COLUMS IN ST. SOPHIA.


"It presents a most glorious spectacle, extraordinary to those who behold it, and altogether incredible to those who know it by report only. In height it rises to the very heavens, and overtops the neighbouring buildings like a ship anchored among them. It towers above the city which it adorns, and from it the whole of Constantinople can be beheld, as from a watch-tower. Its breadth and length are so judiciously chosen, that it appears both broad and long without disproportion. For it excels both in size and harmony, being more magnificent than ordinary buildings, and much more elegant than the few which approach it in size. Within it is singularly full of light and sunshine; you would declare that the place is not lighted from without, but that the rays are produced within itself, such an abundance of light is poured into it. The gilded ceiling adds glory to its interior, though the light reflected upon the gold from the marble surpasses it in beauty. Who can tell of the splendour of the columns and marbles with which the church is adorned? One would think that one had come upon a meadow full of flowers in bloom—one wonders at the purple tints of some, the green of others, the glowing red and glittering white, and those, too, which nature, like a painter, has marked with the strongest contrasts of colour. Moreover, it is impossible accurately to describe the treasures of gold and silver plate and gems which the Emperor has presented to the church: the Sanctuary alone contains forty thousand pounds weight of silver."

[Illustration] from The Byzantine Empire by C. W. C. Oman

GALLERIES OF ST. SOPHIA.


Justinian was almost as great a builder of forts as of churches, but his military works have for the most part disappeared. It may give some idea of his energy in fortifying the frontiers when we state that the Illyrian provinces alone were protected by 294 forts, of which Procopius gives a list, disposed in four successive lines from the Danube back to the Thessalian hills. Some were single towers, but many were elaborate fortresses with outworks, and all had to be protected by garrisons.

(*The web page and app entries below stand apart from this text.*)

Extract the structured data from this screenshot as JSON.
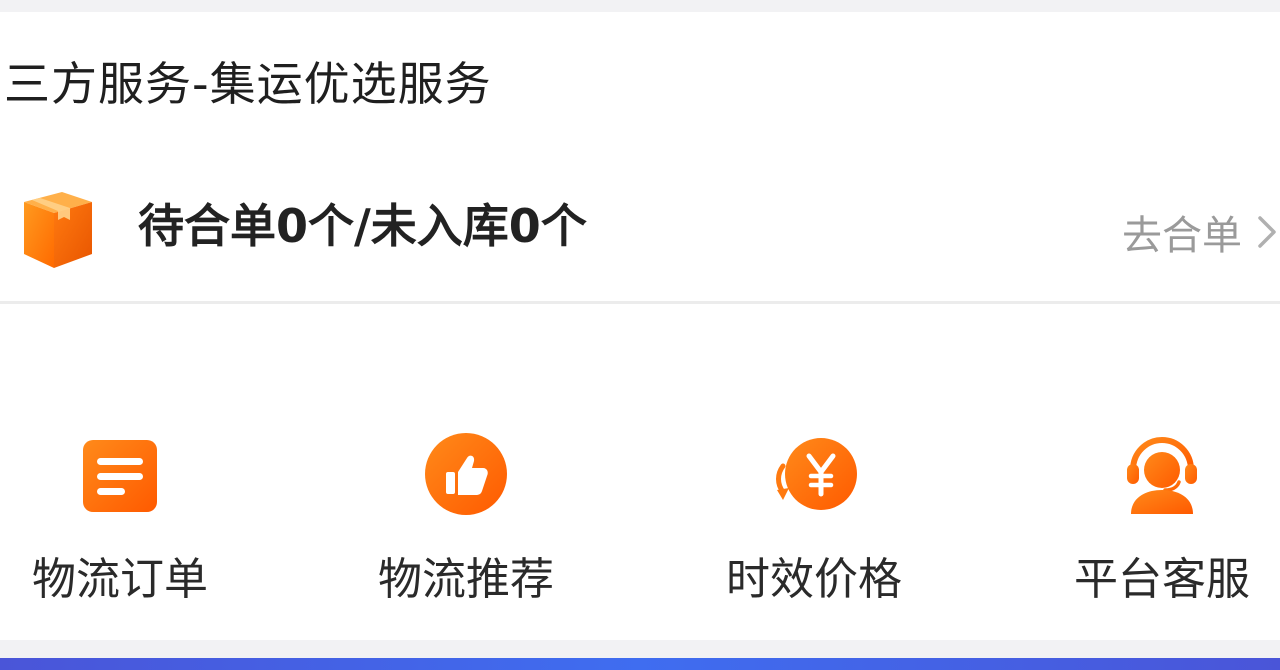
{
  "section": {
    "title": "三方服务-集运优选服务"
  },
  "status": {
    "icon": "package-box-icon",
    "text": "待合单0个/未入库0个",
    "link_label": "去合单",
    "link_icon": "chevron-right-icon"
  },
  "services": [
    {
      "label": "物流订单",
      "icon": "order-list-icon"
    },
    {
      "label": "物流推荐",
      "icon": "thumbs-up-icon"
    },
    {
      "label": "时效价格",
      "icon": "yuan-price-icon"
    },
    {
      "label": "平台客服",
      "icon": "customer-service-headset-icon"
    }
  ],
  "colors": {
    "accent_orange": "#ff6a00",
    "accent_orange_light": "#ff9a1f",
    "bottom_bar": "#4a55d8"
  }
}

Thus much of Justinian as builder: space fails to enumerate a tithe of his works. Of his great legal achievement we must speak at even shorter length. The Roman law, as he received it from his predecessors was an enormous mass of precedents and decisions, in which the original basis was overlaid with the various and sometimes contradictory rescripts of five centuries of emperors. Several of his predecessors, and most especially Theodosius II., had endeavoured to codify the chaotic mass and reduce it to order. But no one of them had produced a code which sufficed to bring the law of the day into full accord with the spirit of the times. It was no mean work to bring the ancient legislation of Rome, from the days of the Twelve Tables down to the days of Justinian, into strict and logical connection with the new Christian ideas which had worked their way into predominance since the days of Constantine. Much of the old law was hopelessly obsolete, owing to the change in moral ideas which Christianity had introduced, but it is still astonishing to see how much of the old forms of the times of the early empire survived into the sixth century. Justinian employed a commission, headed by the clever but unpopular lawyer Tribonian, to draw up his new code. The work was done for ever and a day, and his "Institute" and "Pandects" were the last revision of the Old Roman laws, and the starting-point of all systematic legal study in Europe, when, six hundred years later, the need for something more than customary folk-right began to make itself felt, as mediaeval civilization evolved itself out of the chaos of the dark ages. If the Roman Empire had flourished in the century after Justinian as in that which preceded him, other revisers of the laws might have produced compilations that would have made the "Institutes" seem out of date. But, as a matter of fact, decay and chaos followed after Justinian, and succeeding emperors had neither the need nor the inclination to do his work over again. Hence it came to pass that his name is forever associated with the last great revision of Roman law, and that he himself went down to posterity as the greatest of legislators, destined to be enthroned by Dante in one of the starry thrones of his "Paradise," and to be worshipped as the father of law by all the legists of the Renaissance.